Alan James again came to the rescue when I asked how Bassas may have developed out of Late Latin or Late Brittonic:
“By the time the Latin word was adopted by Britt speakers, its inflectional forms were probably quite reduced at least in "vulgar" speech, and the Britt inflextions likewise. So your hypothetical form would be, for practical purposes *bassas. The -as suffix is nominal, noun-forming, it would be 'a shallow, shallows'. I suppose that might be a stream-name, more likely a name for a stretch of a river or a point on a river or estuary, a strategic location where a battle might well be fought, though of course there must be scores of possible candidates.”
Long ago the antiquarian Skene suggest Dunipace ner Falkirk in Stirlingshire for Arthur’s Bassas. The idea has not been thought well of by scholars over the years. However, recently place-name expert John Reid has tentatively proposed that Dunipace might be rendered Dun y Bas, the ‘Hill of the Ford.’
Commenting on this possibility, Alan James shared this with me:
“It ought to be *din-y-bas, not **dun-y-bais (that's what misled me); it would mean more correctly 'fort of the shallow', which is apparently okay topographically; the changes din > dun, /b/ > /p/, and /a/ > long /a:/ could all be explained in terms of adoption by Gaelic speakers. 'Hills of death' [a local, traditional etymology] would be G *duin-am-bais, which I wouldn't rule out, though I'm uneasy with /mb/ > /p/.”
If we may allow for bas here to be for a shallow ford, something rather remarkable occurs: we find ourselves directly between the Dumyat and Myot Hill hillforts which delineate the territory of the ancient Pictish Maeatae. According to the Life of St. Columba by Adomnan, Arthur son of Aedan of Dalriada died fighting the Miathi.
I would then identify the Bassas River with the bas on the Carron. This battle would then be an intrusion into the list of a battle belonging to a later Arthur.

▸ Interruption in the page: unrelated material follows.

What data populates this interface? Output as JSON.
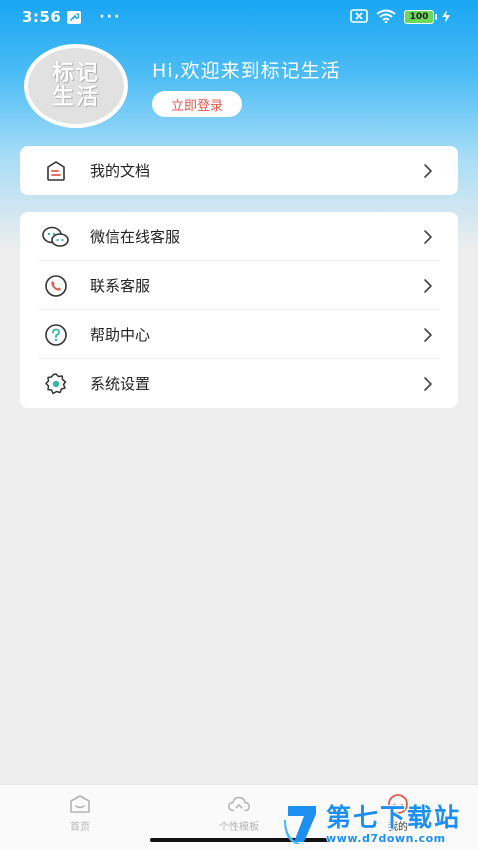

The Irish Annals place the Dalriadan Arthur’s death in Circenn. [For Arthur’s contest with an opponent at Abernethy on the border of Circenn, see Chapter 4 below.] This has created a major problem, for Circenn is the Pictish province lying to the north of the Firth of Tay and this is quite a distance from the territory of the Miathi. Scholars have tried to account for this confusion over the battle site location in various ways. Bannerman attemtps to offer an explanation (pp. 84-85 Studies in the History of Dalriada) for the two death sites. It would appear several battles had become confused in the Irish annals, with Arthur dying properly in the territory of the Miathi and NOT in Circenn.
However, suppose what we have here is a confused record of battles fought in the North by TWO ARTHURS - one who fought the Miathi at Dunipace/Bassas and another - the Dalriadan one - who was slain while fighting in Circenn?